### BRIEF
From the entries below, please gather each line containing the string "Fail".

(Entries from a dataset of interfaces)
====

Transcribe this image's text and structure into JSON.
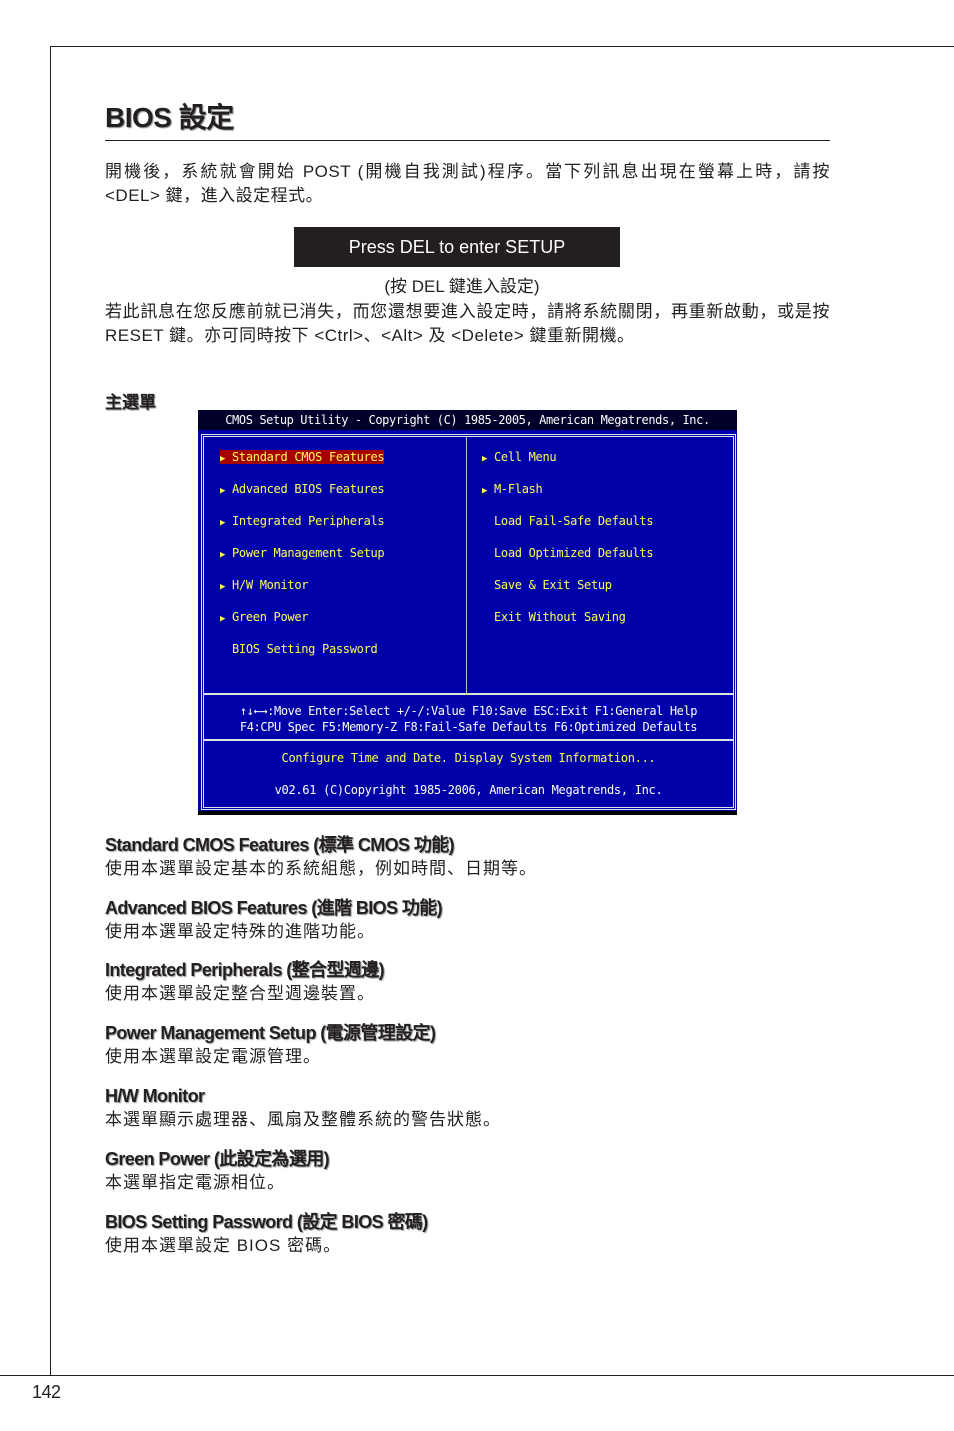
{
  "page": {
    "title": "BIOS 設定",
    "page_number": "142"
  },
  "intro": {
    "paragraph1": "開機後，系統就會開始 POST (開機自我測試)程序。當下列訊息出現在螢幕上時，請按 <DEL> 鍵，進入設定程式。",
    "press_box": "Press DEL to enter SETUP",
    "press_caption": "(按 DEL 鍵進入設定)",
    "paragraph2": "若此訊息在您反應前就已消失，而您還想要進入設定時，請將系統關閉，再重新啟動，或是按 RESET 鍵。亦可同時按下 <Ctrl>、<Alt> 及 <Delete> 鍵重新開機。"
  },
  "main_menu_heading": "主選單",
  "bios_screen": {
    "title": "CMOS Setup Utility - Copyright (C) 1985-2005, American Megatrends, Inc.",
    "left_items": [
      {
        "label": "Standard CMOS Features",
        "arrow": "▶",
        "selected": true
      },
      {
        "label": "Advanced BIOS Features",
        "arrow": "▶"
      },
      {
        "label": "Integrated Peripherals",
        "arrow": "▶"
      },
      {
        "label": "Power Management Setup",
        "arrow": "▶"
      },
      {
        "label": "H/W Monitor",
        "arrow": "▶"
      },
      {
        "label": "Green Power",
        "arrow": "▶"
      },
      {
        "label": "BIOS Setting Password",
        "arrow": ""
      }
    ],
    "right_items": [
      {
        "label": "Cell Menu",
        "arrow": "▶"
      },
      {
        "label": "M-Flash",
        "arrow": "▶"
      },
      {
        "label": "Load Fail-Safe Defaults",
        "arrow": ""
      },
      {
        "label": "Load Optimized Defaults",
        "arrow": ""
      },
      {
        "label": "Save & Exit Setup",
        "arrow": ""
      },
      {
        "label": "Exit Without Saving",
        "arrow": ""
      }
    ],
    "help_line1": "↑↓←→:Move  Enter:Select  +/-/:Value  F10:Save  ESC:Exit  F1:General Help",
    "help_line2": "F4:CPU Spec  F5:Memory-Z  F8:Fail-Safe Defaults  F6:Optimized Defaults",
    "description": "Configure Time and Date.  Display System Information...",
    "version": "v02.61 (C)Copyright 1985-2006, American Megatrends, Inc.",
    "colors": {
      "background": "#0000a8",
      "title_bar": "#00002a",
      "item_text": "#ffff55",
      "selected_bg": "#a80000",
      "help_text": "#ffffff"
    }
  },
  "sections": [
    {
      "heading": "Standard CMOS Features (標準 CMOS 功能)",
      "body": "使用本選單設定基本的系統組態，例如時間、日期等。"
    },
    {
      "heading": "Advanced BIOS Features (進階 BIOS 功能)",
      "body": "使用本選單設定特殊的進階功能。"
    },
    {
      "heading": "Integrated Peripherals (整合型週邊)",
      "body": "使用本選單設定整合型週邊裝置。"
    },
    {
      "heading": "Power Management Setup (電源管理設定)",
      "body": "使用本選單設定電源管理。"
    },
    {
      "heading": "H/W Monitor",
      "body": "本選單顯示處理器、風扇及整體系統的警告狀態。"
    },
    {
      "heading": "Green Power (此設定為選用)",
      "body": "本選單指定電源相位。"
    },
    {
      "heading": "BIOS Setting Password (設定 BIOS 密碼)",
      "body": "使用本選單設定 BIOS 密碼。"
    }
  ]
}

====

### TASK OUTPUT
        "label": "Load Fail-Safe Defaults",
    "help_line2": "F4:CPU Spec  F5:Memory-Z  F8:Fail-Safe Defaults  F6:Optimized Defaults",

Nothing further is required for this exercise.